*** Supplied records Section Begins ***
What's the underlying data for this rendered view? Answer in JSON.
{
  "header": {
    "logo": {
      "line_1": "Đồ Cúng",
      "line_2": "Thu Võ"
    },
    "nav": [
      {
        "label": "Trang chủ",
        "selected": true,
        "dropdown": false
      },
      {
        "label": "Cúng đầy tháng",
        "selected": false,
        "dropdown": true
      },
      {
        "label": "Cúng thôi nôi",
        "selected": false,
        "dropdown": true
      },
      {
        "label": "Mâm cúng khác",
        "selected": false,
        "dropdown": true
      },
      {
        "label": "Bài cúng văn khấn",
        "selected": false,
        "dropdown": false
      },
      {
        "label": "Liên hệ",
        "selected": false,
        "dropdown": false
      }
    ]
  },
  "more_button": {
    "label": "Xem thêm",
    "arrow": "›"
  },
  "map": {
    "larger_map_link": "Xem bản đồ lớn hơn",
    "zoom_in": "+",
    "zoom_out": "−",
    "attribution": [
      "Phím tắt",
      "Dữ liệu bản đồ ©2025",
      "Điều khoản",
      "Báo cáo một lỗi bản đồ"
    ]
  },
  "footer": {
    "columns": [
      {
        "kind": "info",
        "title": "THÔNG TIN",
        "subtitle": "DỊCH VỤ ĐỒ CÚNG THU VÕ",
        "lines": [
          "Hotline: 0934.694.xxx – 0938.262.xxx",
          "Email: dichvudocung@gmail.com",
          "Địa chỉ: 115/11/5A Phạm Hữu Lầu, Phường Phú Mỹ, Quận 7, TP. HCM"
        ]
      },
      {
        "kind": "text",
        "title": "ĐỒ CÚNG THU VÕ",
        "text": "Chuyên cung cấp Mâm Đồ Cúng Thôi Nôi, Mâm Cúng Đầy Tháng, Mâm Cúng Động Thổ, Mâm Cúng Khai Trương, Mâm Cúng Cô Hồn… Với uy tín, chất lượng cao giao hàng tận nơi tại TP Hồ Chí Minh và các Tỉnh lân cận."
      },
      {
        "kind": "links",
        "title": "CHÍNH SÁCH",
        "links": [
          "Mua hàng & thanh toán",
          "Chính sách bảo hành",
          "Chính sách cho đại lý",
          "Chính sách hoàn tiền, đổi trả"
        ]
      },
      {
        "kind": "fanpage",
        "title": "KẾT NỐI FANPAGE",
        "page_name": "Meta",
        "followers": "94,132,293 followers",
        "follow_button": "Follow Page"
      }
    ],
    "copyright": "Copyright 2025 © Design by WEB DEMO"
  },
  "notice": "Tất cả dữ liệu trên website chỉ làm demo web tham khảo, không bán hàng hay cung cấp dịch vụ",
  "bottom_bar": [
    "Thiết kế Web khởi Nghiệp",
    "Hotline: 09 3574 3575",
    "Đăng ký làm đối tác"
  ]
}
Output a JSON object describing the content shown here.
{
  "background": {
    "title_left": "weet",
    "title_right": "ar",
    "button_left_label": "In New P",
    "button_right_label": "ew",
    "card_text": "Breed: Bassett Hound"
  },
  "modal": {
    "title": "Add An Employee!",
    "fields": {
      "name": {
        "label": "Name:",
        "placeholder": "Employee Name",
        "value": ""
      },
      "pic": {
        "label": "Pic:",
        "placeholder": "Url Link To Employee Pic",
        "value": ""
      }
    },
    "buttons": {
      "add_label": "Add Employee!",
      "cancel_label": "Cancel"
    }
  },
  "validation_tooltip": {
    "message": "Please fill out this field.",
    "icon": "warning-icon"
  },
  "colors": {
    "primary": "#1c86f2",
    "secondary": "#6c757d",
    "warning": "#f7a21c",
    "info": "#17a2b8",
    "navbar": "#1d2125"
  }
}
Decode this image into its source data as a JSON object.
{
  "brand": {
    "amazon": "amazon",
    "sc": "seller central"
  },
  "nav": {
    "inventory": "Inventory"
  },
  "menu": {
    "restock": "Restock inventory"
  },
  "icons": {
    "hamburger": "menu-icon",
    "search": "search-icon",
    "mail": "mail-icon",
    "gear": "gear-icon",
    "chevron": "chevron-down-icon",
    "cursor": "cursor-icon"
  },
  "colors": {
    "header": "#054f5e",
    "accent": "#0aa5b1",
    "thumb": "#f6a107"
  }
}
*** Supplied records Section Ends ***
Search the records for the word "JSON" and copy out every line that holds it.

What's the underlying data for this rendered view? Answer in JSON.
Output a JSON object describing the content shown here.
Decode this image into its source data as a JSON object.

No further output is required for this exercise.